“It is clear from this result that the environment is a real concern for the French people,” said Amélie de Montchalin, the secretary of state for European affairs. “The president made it the first priority of the Renaissance list, and we will be able to work with the Greens.”
Some of the president’s supporters pointed out that his party held on to its base of support against tough odds. The European race was the first mid-term test for the president, and came after the dramatic resignation of Nicolas Hulot, a much-beloved environment minister, and six months of Yellow Jacket protests.
“Tonight’s results confirm … the recomposition of French political life,” according to Prime Minister Edouard Philippe who noted that the traditional left- and right-wing parties both scored less than 10 percent, an unprecedented routing.
Le Pen agreed on that front, underscoring that the results show that French politics is now divided between the “national” and “globalist” camps as opposed to left and right. Nevertheless she called on Macron to “draw the conclusions” from this “democratic rejection” and call a new legislative election.

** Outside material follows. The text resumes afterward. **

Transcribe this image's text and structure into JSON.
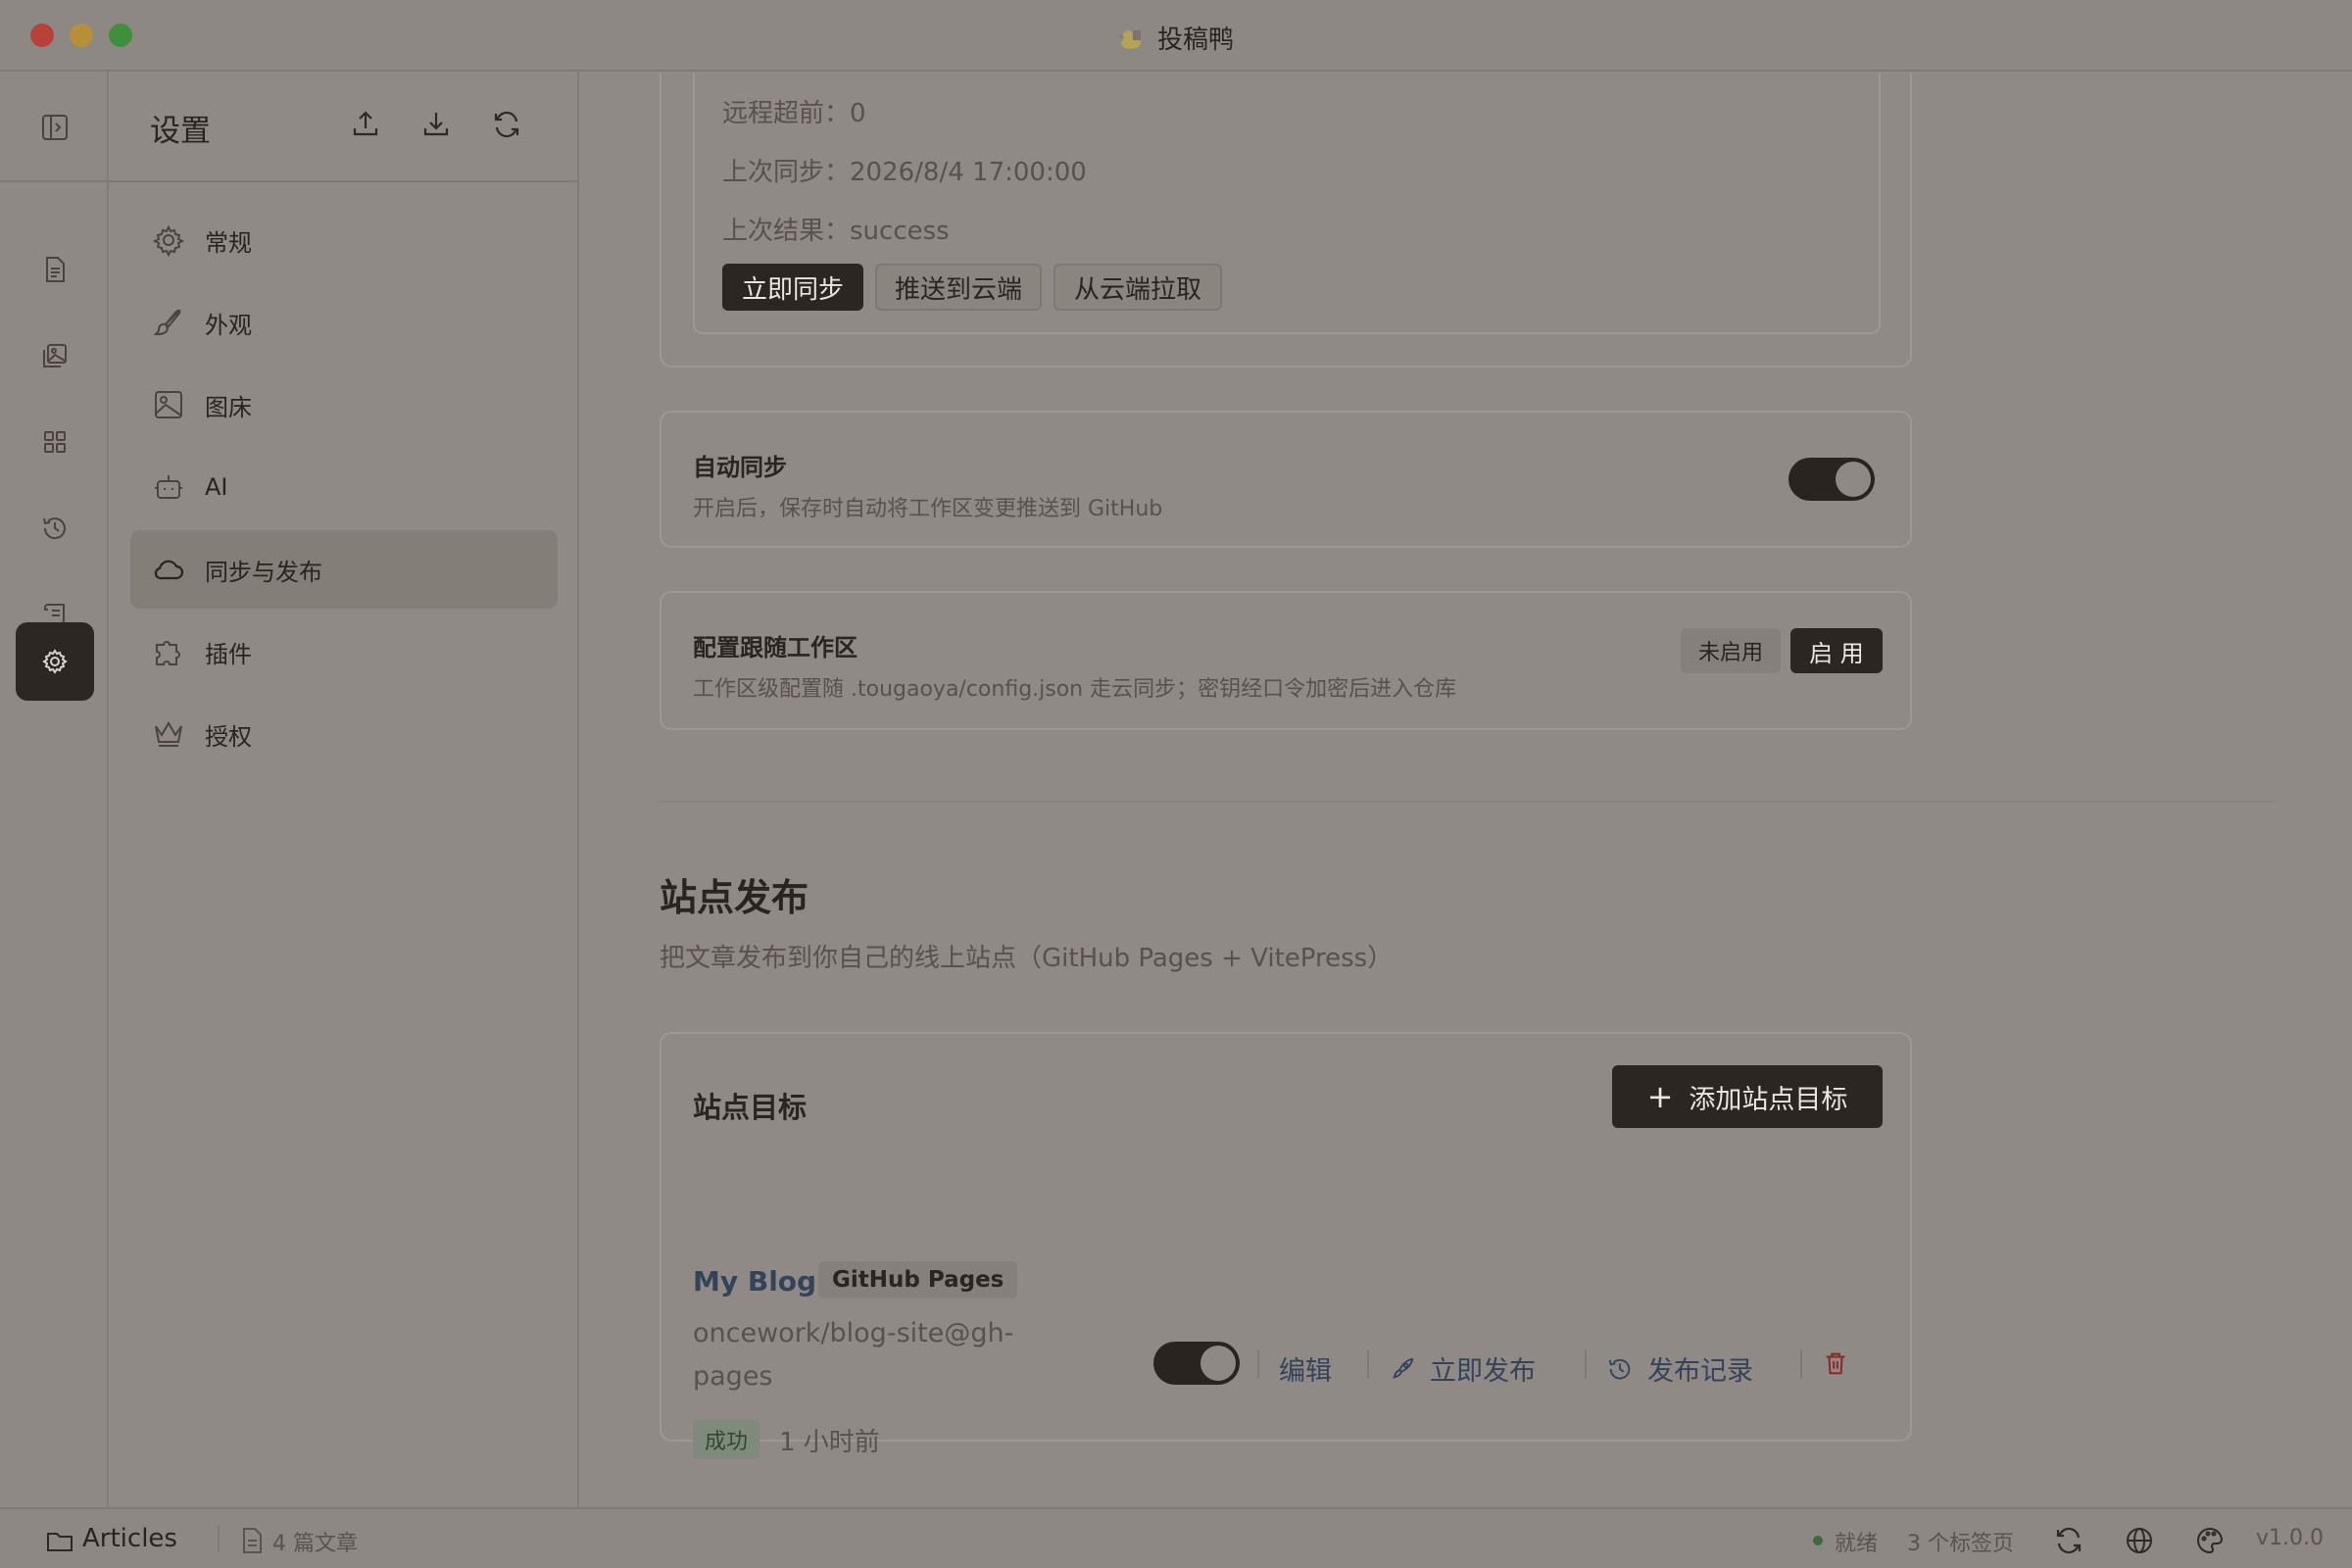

The Elysée has no such plans.
“We regret coming in second but we are satisfied with the result,” said an official in Macron’s entourage. “We matched our result from the first round of the presidential election when, historically, the party of the sitting president suffered severe setbacks in the European election, and this despite the six months of protests we just experienced.”
A senior National Rally official said the priority is to form a group with other like-minded political parties in Brussels.
Two government officials also said they are no longer considering the prospect of a Cabinet reshuffle in the wake of the election.
The official in Macron’s entourage is “satisfied with the high turnout” and called the higher-than-expected turnout among the less than 35-year-olds the “Macron effect.”
Forty percent of them voted, according to an exit poll by Ipsos, 10 points higher than expected. Macron had personally made a last-ditch effort to appeal to young voters in a YouTube interview.
For the National Rally, the real work starts now.
A senior party official said the priority is to form a group with other like-minded political parties in Brussels. He added the party is hoping to get parties from 20 different nationalities on board.
Because Marine Le Pen and Matteo Salvini have been working on building alliances for two years, forming a new group will be quick this time around, he said.